▶ _Web page and app entries_
##########
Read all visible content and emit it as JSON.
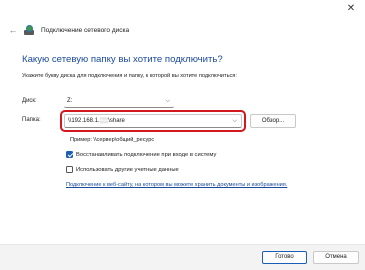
{
  "window": {
    "title": "Подключение сетевого диска",
    "close_glyph": "✕",
    "back_glyph": "←"
  },
  "main": {
    "heading": "Какую сетевую папку вы хотите подключить?",
    "subheading": "Укажите букву диска для подключения и папку, к которой вы хотите подключиться:",
    "drive_label": "Диск:",
    "drive_value": "Z:",
    "folder_label": "Папка:",
    "folder_value_prefix": "\\\\192.168.1.",
    "folder_value_masked": "▒▒",
    "folder_value_suffix": "\\share",
    "browse_label": "Обзор...",
    "example": "Пример: \\\\сервер\\общий_ресурс",
    "reconnect_label": "Восстанавливать подключение при входе в систему",
    "reconnect_checked": true,
    "other_creds_label": "Использовать другие учетные данные",
    "other_creds_checked": false,
    "link_text": "Подключение к веб-сайту, на котором вы можете хранить документы и изображения."
  },
  "footer": {
    "finish_label": "Готово",
    "cancel_label": "Отмена"
  },
  "colors": {
    "accent": "#1a5fb4",
    "heading": "#1a4a9c",
    "highlight": "#d0181e"
  }
}
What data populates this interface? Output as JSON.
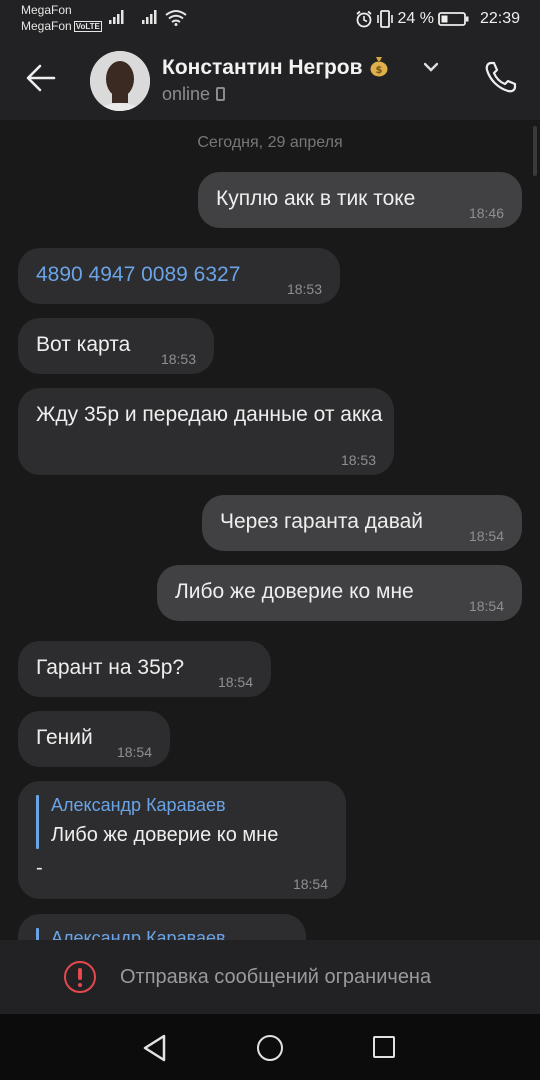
{
  "status_bar": {
    "carrier1": "MegaFon",
    "carrier2": "MegaFon",
    "volte": "VoLTE",
    "battery": "24 %",
    "time": "22:39"
  },
  "header": {
    "contact_name": "Константин Негров",
    "presence": "online"
  },
  "chat": {
    "date_separator": "Сегодня, 29 апреля",
    "messages": [
      {
        "direction": "out",
        "text": "Куплю акк в тик токе",
        "time": "18:46"
      },
      {
        "direction": "in",
        "text": "4890 4947 0089 6327",
        "time": "18:53",
        "is_link": true
      },
      {
        "direction": "in",
        "text": "Вот карта",
        "time": "18:53"
      },
      {
        "direction": "in",
        "text": "Жду 35р и передаю данные от акка",
        "time": "18:53"
      },
      {
        "direction": "out",
        "text": "Через гаранта давай",
        "time": "18:54"
      },
      {
        "direction": "out",
        "text": "Либо же доверие ко мне",
        "time": "18:54"
      },
      {
        "direction": "in",
        "text": "Гарант на 35р?",
        "time": "18:54"
      },
      {
        "direction": "in",
        "text": "Гений",
        "time": "18:54"
      },
      {
        "direction": "in",
        "reply_author": "Александр Караваев",
        "reply_text": "Либо же доверие ко мне",
        "text": "-",
        "time": "18:54"
      },
      {
        "direction": "in",
        "reply_author": "Александр Караваев",
        "partial": true
      }
    ]
  },
  "restriction": {
    "text": "Отправка сообщений ограничена",
    "icon": "warning-circle-icon",
    "color": "#e5484d"
  },
  "nav": {
    "icons": [
      "nav-back-icon",
      "nav-home-icon",
      "nav-recents-icon"
    ]
  },
  "colors": {
    "link": "#6aa4e6",
    "incoming_bubble": "#2d2d2f",
    "outgoing_bubble": "#414143",
    "background": "#19191a"
  }
}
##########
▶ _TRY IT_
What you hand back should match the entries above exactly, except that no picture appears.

▶ _RESPONSE TO THIS TASK_
Read all visible content and emit it as JSON.
{
  "window": {
    "title": "Подключение сетевого диска",
    "close_glyph": "✕",
    "back_glyph": "←"
  },
  "main": {
    "heading": "Какую сетевую папку вы хотите подключить?",
    "subheading": "Укажите букву диска для подключения и папку, к которой вы хотите подключиться:",
    "drive_label": "Диск:",
    "drive_value": "Z:",
    "folder_label": "Папка:",
    "folder_value_prefix": "\\\\192.168.1.",
    "folder_value_masked": "▒▒",
    "folder_value_suffix": "\\share",
    "browse_label": "Обзор...",
    "example": "Пример: \\\\сервер\\общий_ресурс",
    "reconnect_label": "Восстанавливать подключение при входе в систему",
    "reconnect_checked": true,
    "other_creds_label": "Использовать другие учетные данные",
    "other_creds_checked": false,
    "link_text": "Подключение к веб-сайту, на котором вы можете хранить документы и изображения."
  },
  "footer": {
    "finish_label": "Готово",
    "cancel_label": "Отмена"
  },
  "colors": {
    "accent": "#1a5fb4",
    "heading": "#1a4a9c",
    "highlight": "#d0181e"
  }
}
What data populates this interface? Output as JSON.
{
  "status_bar": {
    "carrier1": "MegaFon",
    "carrier2": "MegaFon",
    "volte": "VoLTE",
    "battery": "24 %",
    "time": "22:39"
  },
  "header": {
    "contact_name": "Константин Негров",
    "presence": "online"
  },
  "chat": {
    "date_separator": "Сегодня, 29 апреля",
    "messages": [
      {
        "direction": "out",
        "text": "Куплю акк в тик токе",
        "time": "18:46"
      },
      {
        "direction": "in",
        "text": "4890 4947 0089 6327",
        "time": "18:53",
        "is_link": true
      },
      {
        "direction": "in",
        "text": "Вот карта",
        "time": "18:53"
      },
      {
        "direction": "in",
        "text": "Жду 35р и передаю данные от акка",
        "time": "18:53"
      },
      {
        "direction": "out",
        "text": "Через гаранта давай",
        "time": "18:54"
      },
      {
        "direction": "out",
        "text": "Либо же доверие ко мне",
        "time": "18:54"
      },
      {
        "direction": "in",
        "text": "Гарант на 35р?",
        "time": "18:54"
      },
      {
        "direction": "in",
        "text": "Гений",
        "time": "18:54"
      },
      {
        "direction": "in",
        "reply_author": "Александр Караваев",
        "reply_text": "Либо же доверие ко мне",
        "text": "-",
        "time": "18:54"
      },
      {
        "direction": "in",
        "reply_author": "Александр Караваев",
        "partial": true
      }
    ]
  },
  "restriction": {
    "text": "Отправка сообщений ограничена",
    "icon": "warning-circle-icon",
    "color": "#e5484d"
  },
  "nav": {
    "icons": [
      "nav-back-icon",
      "nav-home-icon",
      "nav-recents-icon"
    ]
  },
  "colors": {
    "link": "#6aa4e6",
    "incoming_bubble": "#2d2d2f",
    "outgoing_bubble": "#414143",
    "background": "#19191a"
  }
}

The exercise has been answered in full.